Senior Airman Adam P. Servais, 23rd Special Tactics Squadron, was assigned to a special forces operational detachment in support of Operation Enduring Freedom when he was killed by enemy fire in the Oruzgan Province Aug. 19.

Freedom Hangar, where the memorial was held, was a sea of scarlet berets as members of the special tactics community gathered to pay their respects for their fallen brother.

"Adam loved what he did," said Col. Marc Stratton, 720th Special Tactics Group commander. "Adam died performing his duties as the Combat Controller, returning fire, while controlling air support overhead."
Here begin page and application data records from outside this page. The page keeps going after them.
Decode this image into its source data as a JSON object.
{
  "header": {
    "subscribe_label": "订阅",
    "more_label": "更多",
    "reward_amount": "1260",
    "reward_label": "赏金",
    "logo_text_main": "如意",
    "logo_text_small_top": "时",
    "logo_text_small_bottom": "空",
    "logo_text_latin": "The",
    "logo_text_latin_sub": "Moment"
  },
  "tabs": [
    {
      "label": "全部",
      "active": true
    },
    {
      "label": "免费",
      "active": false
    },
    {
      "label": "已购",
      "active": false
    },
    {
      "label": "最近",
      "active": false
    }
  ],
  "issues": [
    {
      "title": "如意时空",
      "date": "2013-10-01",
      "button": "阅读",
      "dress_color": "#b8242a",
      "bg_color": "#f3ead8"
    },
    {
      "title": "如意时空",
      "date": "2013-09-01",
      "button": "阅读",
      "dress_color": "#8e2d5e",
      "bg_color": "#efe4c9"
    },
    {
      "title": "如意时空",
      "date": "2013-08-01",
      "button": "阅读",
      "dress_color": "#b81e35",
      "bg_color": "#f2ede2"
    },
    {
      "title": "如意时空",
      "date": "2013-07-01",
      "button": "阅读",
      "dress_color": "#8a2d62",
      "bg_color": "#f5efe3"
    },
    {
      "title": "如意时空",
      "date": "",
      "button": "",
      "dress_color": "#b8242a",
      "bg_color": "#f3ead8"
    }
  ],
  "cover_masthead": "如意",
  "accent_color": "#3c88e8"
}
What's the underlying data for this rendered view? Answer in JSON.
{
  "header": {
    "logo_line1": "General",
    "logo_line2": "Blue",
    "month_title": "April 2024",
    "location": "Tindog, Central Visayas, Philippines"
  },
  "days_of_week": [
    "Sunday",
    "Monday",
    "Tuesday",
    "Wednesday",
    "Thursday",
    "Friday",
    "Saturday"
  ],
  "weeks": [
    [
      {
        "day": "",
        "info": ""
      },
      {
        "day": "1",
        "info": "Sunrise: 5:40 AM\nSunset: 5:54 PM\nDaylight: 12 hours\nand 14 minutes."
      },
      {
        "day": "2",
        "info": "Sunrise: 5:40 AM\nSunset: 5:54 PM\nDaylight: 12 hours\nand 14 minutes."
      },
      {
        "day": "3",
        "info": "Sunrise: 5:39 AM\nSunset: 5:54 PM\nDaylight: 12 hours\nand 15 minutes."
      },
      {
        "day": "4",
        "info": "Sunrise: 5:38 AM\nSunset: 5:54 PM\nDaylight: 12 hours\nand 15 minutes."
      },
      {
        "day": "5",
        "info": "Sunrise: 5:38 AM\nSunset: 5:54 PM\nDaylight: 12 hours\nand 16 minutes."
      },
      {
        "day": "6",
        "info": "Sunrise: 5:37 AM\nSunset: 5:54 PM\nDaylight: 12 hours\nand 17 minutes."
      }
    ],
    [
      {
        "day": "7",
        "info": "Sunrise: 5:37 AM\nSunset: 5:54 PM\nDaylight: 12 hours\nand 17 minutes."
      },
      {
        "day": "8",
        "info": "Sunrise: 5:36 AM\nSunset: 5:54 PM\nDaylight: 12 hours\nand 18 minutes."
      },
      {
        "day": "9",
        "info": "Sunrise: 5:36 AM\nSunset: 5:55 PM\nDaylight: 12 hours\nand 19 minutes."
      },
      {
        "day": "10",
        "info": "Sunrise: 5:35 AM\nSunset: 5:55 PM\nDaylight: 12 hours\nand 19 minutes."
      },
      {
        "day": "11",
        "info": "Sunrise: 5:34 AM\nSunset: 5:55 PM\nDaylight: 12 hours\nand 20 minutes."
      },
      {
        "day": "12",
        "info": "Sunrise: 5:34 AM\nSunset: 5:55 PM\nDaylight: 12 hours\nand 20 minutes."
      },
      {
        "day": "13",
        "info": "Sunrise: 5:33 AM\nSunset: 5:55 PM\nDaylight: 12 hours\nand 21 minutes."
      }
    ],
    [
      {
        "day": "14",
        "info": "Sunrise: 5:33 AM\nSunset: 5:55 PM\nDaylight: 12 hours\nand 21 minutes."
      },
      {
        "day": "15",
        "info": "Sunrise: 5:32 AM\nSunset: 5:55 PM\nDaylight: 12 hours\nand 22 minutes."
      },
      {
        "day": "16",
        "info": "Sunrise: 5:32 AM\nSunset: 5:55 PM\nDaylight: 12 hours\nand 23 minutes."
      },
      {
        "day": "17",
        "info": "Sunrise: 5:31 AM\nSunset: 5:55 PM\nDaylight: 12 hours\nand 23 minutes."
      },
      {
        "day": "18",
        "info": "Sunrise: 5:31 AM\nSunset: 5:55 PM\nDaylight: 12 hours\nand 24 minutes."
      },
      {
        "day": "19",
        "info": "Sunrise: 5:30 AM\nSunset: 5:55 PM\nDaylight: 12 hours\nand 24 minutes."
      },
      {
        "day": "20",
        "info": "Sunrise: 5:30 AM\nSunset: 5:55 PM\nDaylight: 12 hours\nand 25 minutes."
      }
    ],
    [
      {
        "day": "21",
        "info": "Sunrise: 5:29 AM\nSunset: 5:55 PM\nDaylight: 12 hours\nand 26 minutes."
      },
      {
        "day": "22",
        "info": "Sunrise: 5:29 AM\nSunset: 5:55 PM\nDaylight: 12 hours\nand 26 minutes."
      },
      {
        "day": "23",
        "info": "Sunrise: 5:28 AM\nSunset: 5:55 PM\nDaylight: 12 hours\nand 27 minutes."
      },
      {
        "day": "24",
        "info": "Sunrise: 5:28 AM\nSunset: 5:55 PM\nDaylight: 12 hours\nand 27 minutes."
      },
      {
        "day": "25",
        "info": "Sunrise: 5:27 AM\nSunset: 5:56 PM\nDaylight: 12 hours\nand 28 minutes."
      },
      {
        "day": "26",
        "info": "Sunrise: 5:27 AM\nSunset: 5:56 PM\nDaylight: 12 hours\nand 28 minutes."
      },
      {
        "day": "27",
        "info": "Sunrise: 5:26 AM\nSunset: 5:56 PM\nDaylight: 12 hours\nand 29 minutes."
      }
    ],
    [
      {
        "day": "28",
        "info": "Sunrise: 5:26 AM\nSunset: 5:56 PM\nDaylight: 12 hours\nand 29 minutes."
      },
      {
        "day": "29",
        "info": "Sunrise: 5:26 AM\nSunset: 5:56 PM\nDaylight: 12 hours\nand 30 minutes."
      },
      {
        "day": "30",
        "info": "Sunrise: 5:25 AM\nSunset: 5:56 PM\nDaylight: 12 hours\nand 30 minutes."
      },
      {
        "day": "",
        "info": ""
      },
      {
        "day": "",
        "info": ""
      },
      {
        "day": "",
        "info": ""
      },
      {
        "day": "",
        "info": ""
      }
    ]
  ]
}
Airman Servais earned his reputation as a controller early. Although he was less than a year out of special tactics training, he was hand-picked to serve as the joint terminal attack controller for the elite special operations team.

"He was lethal in the battlefield and his actions saved his teammates lives," said Lt. Col. Eric Ray, 23rd STS commander. "His courage in the face of the enemy was an example of Adam's strength."

Tech. Sgt. Brad Reilly, a fellow Combat Controller and noncommissioned officer in charge of the Blue Team in the 23rd STS, honored Airman Servais by reading excerpts of e-mails from those who served with him while deployed, summing it up with his own thoughts.

"We understand, absolutely, the risks involved in what we do, and we accept them," he said. "We focus on doing our best work in the worst of scenarios.

"In my world, actions speak louder than words. I truly believe that Adam Servais would want us to hear the story of his actions engaged in ground combat against enemies of the United States. He would want us to stand a little bit taller, taking great pride in the fact that he did not go gently, that he fought hard and true until the very end. He would want no pity, no sympathy and would laugh at the first mention of the word 'hero.'

"And I imagine he'd wonder why the hell we're here in this hangar, and not out training for the next fight," he said. 

Airman Servais, 23, volunteered to serve as the rear machine gunner in a convoy consisting of U.S. Special Operations Forces, Afghan National Army and Afghan Security Guard elements.

His patrol was ambushed by an estimated 100 anti-coalition militia as they traveled through the mountainous terrain, receiving small arms, rocket propelled grenade and sniper fire as close as 440 yards away on three sides.

As things heated up, Airman Servais delegated his machine gun duties to another crew member to free him up to direct close air support to suppress the enemy. He continued to engage the enemy while simultaneously directing close air support.

As he was talking to the pilots, an RPG exploded behind him, killing him.

"SrA Servais made the ultimate sacrifice for his country. We can ask no more than that," Lt. Gen. Mike Wooley, Air Force Special Operations Command commander, said in a letter read to the 23rd and 720th at the memorial. "We will always remember him along with the other warriors who have fallen while protecting our freedom. We will mourn his loss, we will honor his memory and we will miss his smile."

Adam Servais, Far left............. Derek Argel, Far Right       R.I.P. Brothers
Proud to be a part of the CCT Brotherhood, in his own words!

CHEERS to Adam "SURGE", Car Bombs for ALL,
a drawing by Jeff Clemens

      Servais Way, Leading the way for future Combat Controllers

The $7.8 million, 50,000 square foot Crate Advanced Skills Training Center was formally dedicated to Sergeant Crate. The center's auditorium was dedicated to Captain Fresques and the aquatics facility to Captain Argel.

The street adjacent to the facility was named Servais Way, in honor of Senior Airman Adam Servais who was killed Aug. 19, 2006, while engaged with enemy fighters in southern Afghanistan.

"It means a lot to us that the street is forever named after Adam," said his mother, Sue Servais of Onalaska, Wis. "When you go through this grief and loss, sometimes you want the world to stop just for you, but everybody's lives go on. This is a way to keep his memory alive."

Sue Servais, mother of fallen Air Force Combat Controller Senior Airman Adam Servais, embraces Lt. Col. Eric Ray, commander of the 23rd Special Tactics Squadron, during a street-naming ceremony at Hurlburt Field, May 30, 2007.  Airman Servais' father, Pete, looks on.  Airman Servais was killed in a firefight in Afghanistan in August, 2006.

Cheers, to our boy's!